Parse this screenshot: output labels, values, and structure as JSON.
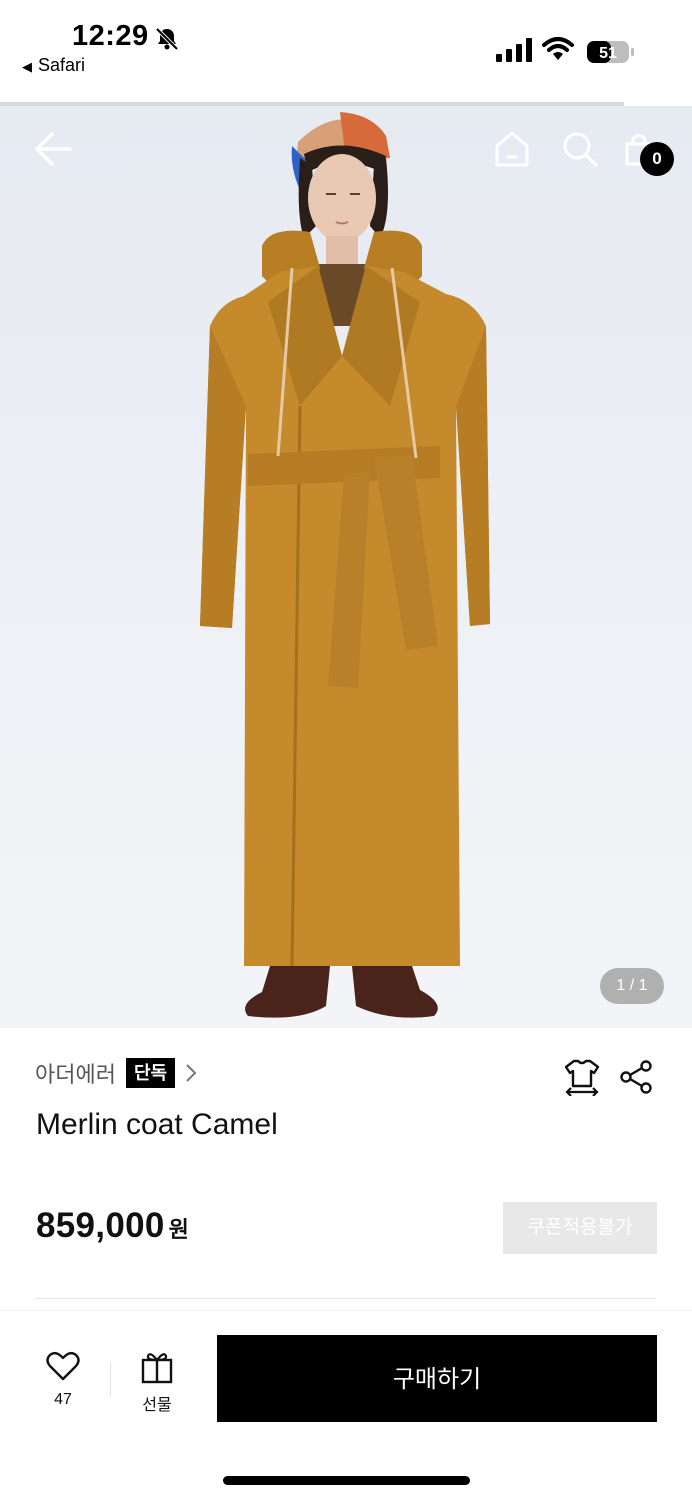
{
  "status_bar": {
    "time": "12:29",
    "back_app": "Safari",
    "battery": "51"
  },
  "header": {
    "cart_count": "0"
  },
  "gallery": {
    "pager": "1 / 1"
  },
  "product": {
    "brand": "아더에러",
    "exclusive_badge": "단독",
    "title": "Merlin coat Camel",
    "price": "859,000",
    "currency": "원",
    "coupon_label": "쿠폰적용불가"
  },
  "actions": {
    "like_count": "47",
    "gift_label": "선물",
    "buy_label": "구매하기"
  },
  "colors": {
    "accent": "#000000",
    "coat": "#c48a2c",
    "coupon_bg": "#e8e8e8"
  }
}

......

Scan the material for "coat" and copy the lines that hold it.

--- Response ---
    "title": "Merlin coat Camel",
    "coat": "#c48a2c",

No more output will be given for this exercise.